We had been looking at basic five and six category statistics before, but the total points revolution seems to be taking over the sport. Most of you see these numbers in daily fantasy baseball and with changes in legislation, you will only see daily fantasy sports more often. I prefer total points leagues because it encompasses more of what makes players who they are. Each platform has their own formula of what counts for what, so I am using my own formula. Obviously, that could affect their rankings depending on the site you use.
Total Bases: 1 Point Each SO: -1 Point Each
Runs: 1 Point each CS: -1 Point Each
RBI: 1 Point Each GDP: -1 Point Each
SB: 1 Point Each
HBP: 1 Point Each
BB: 1 Point Each
To make things easier, we will divide these players into three different groups. The first group of players are the definite starters no matter what platform you see them in. The second group are players that might be underrated depending on what format you are playing in. The last group would not play in any format. We will look at the top 20 catchers. Numbers are accurate as of Friday August 18th. Walks, stolen bases, and hit by pitches have been combined into the positive category while caught stealings, grounded into double plays, and strikeouts have been combined into the negative column.
Contreras and Perez are obviously hurt, so they are unable to add to their totals. When we get into the offseason we can take a look at a number of different factors and some of that could include points per game. That’s one of the key numbers that daily fantasy players look at. The general idea in daily fantasy (or in total points leagues) is to look at the separation between actual production and perceived production. The fact that Molina finishes fourth represents a huge gap between perceived production (where he might rank in a five or six category format) and what he is actually doing.
Contreras can still come back and if he continues to produce as he was he will likely pass Molina in the final rankings. Some of you might put the top four guys in different orders, but few would dispute that those have been the top four guys this season. Posey is clearly the class of the position and a setup like this makes it that much more obvious.
The second grouping has some interesting stories in it. The first is definitely the fact that the Astros have two top ten catchers and the Braves have two of the top fifteen catchers.
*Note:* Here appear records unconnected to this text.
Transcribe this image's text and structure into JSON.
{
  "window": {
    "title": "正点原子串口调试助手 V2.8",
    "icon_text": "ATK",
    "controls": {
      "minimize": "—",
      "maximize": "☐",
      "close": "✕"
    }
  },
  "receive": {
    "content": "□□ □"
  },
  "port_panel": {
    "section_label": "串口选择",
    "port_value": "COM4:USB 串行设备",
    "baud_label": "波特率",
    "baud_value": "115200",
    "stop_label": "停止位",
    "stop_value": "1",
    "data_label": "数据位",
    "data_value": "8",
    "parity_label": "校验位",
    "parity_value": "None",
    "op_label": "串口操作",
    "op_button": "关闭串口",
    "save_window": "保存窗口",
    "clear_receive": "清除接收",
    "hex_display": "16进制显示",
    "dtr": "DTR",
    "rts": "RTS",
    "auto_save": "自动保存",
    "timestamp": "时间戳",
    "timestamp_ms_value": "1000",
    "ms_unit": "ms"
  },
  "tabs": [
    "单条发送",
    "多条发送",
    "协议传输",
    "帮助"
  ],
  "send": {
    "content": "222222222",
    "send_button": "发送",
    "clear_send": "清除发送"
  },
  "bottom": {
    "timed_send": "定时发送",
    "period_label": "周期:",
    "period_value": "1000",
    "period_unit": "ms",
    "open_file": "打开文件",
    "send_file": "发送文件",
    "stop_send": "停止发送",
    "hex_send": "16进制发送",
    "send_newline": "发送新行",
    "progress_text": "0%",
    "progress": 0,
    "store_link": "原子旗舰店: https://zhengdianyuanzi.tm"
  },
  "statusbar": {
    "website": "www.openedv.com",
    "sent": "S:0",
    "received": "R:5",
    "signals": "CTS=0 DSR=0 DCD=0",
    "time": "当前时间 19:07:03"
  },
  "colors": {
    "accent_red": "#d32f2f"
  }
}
Both Gattis and McCann are currently on the disabled list and they have both missed multiple points in the season and are still top ten. Naturally, the DH rule has helped both of them get on the field some, but most of the time it is one or the other. If you put their performances together you get the best catcher in baseball. The Braves duo would come in a close second.
No one in their right mind would call Lucroy a top ten fantasy catcher this season, but there he is. Furthermore, given his improved performance in Colorado it is not out of the question for him to pass up Grandal and Gattis. He is a perfect example of the kind of player you can target in daily fantasy and exploit some inefficiency. Similarly, Wieters is a guy that wouldn’t be a regular on anyone’s fantasy roster, but he is here.
The bottom five catchers are technically a part of a grouping that wouldn’t be fantasy regulars or frequent picks in the total points universe, but the grouping suggests otherwise. The relative difference between the bottom catcher in the second group and all of the catchers here is negligible. That means you can probably afford to punt catchers.